He also has the consolation of knowing that he still has plenty of time. Twenty-two is young by any standards, but this is especially so for a goalkeeper. Many goalkeepers don’t reach full maturity until they hit thirty. He only has to look back over the history of the game to know that one backward step at this age will by no means be the breaking of him. Peter Shilton was in goal for England at the 1990 World Cup at the age of forty, and Dino Zoff lifted the World Cup for Italy at the same age in 1982. Even in the modern game, with its greater emphasis on physical fitness, Edwin Van Der Saar was one of the best goalkeepers at Euro 2008 and is set to start next season in goal for Manchester United at the ager of thirty-seven.

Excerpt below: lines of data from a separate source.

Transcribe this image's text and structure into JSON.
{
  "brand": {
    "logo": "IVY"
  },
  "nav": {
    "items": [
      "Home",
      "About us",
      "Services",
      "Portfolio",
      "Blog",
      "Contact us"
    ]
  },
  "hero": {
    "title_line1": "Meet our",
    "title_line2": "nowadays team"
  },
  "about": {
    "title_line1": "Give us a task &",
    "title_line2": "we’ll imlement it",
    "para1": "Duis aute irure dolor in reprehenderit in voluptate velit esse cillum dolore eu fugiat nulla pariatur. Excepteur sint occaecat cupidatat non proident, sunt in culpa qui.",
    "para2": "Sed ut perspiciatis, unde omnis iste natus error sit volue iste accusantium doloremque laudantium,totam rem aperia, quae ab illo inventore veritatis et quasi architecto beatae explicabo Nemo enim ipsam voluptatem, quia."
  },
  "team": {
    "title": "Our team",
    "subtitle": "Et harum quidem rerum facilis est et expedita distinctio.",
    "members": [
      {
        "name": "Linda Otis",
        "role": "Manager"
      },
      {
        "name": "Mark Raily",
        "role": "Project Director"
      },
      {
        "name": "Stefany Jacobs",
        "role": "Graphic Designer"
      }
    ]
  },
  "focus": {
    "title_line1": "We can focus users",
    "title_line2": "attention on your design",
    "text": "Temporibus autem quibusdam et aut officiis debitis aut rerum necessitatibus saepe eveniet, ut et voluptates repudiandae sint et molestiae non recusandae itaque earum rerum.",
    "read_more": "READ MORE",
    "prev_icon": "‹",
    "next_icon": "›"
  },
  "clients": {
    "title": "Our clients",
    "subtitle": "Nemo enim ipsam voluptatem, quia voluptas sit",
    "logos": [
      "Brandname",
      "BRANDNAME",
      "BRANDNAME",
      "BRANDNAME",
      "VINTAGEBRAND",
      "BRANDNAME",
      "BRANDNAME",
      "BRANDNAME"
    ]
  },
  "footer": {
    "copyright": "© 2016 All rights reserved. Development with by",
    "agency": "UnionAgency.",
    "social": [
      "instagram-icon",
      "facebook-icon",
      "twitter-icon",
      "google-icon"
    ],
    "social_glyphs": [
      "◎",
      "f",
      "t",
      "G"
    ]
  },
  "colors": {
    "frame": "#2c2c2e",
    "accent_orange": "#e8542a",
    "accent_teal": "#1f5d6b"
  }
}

Carson has plenty of time to rebuild his career, and it’s worth remembering that, while there will be plenty of sniggering at his move to Stoke City, he will still be playing regular Premier League football next season. Stoke’s reduced circumstances will lower the burden of expectation for him. What better way could there be for him to recover his composure with a view to establishing himself one of the best goalkeepers in the Premier League.
That night at Wembley feels like a long time ago already, and few England supporters blamed the inexperienced youngster for what happened that night. The burden of responsibility for that fell upon the managerial team, whose decision to take a risk that everybody watching knew was going to end in tears concisely summed up the rudderless approach that England had in trying to qualify for Euro 2008. Scott Carson would be best advised to put all of that behind him and begin of his fresh. His signature for Stoke City, where he will follow in the footsteps of Gordon Banks and Peter Shilton, is the first day of the rest of his career.
Ian began writing Twohundredpercent in May 2006. He lives in Brighton. He has also written for, amongst others, Pitch Invasion, FC Business Magazine, The Score, When Saturday Comes, Stand Against Modern Football and The Football Supporter. Ian was the first winner of the Socrates Award For Not Being Dead Yet at the 2010 NOPA awards for football bloggers.
Best of luck to Scott Carson. England’s qualification for Euro 2008 should have been wrapped up long before that night at Wembley. I’m sure he’ll bounce back.
Carson was thrown to the wolves by McLaren with a pretty inexperienced defence in front of him too. Hope he gets his career back on track at WBA (not Stoke).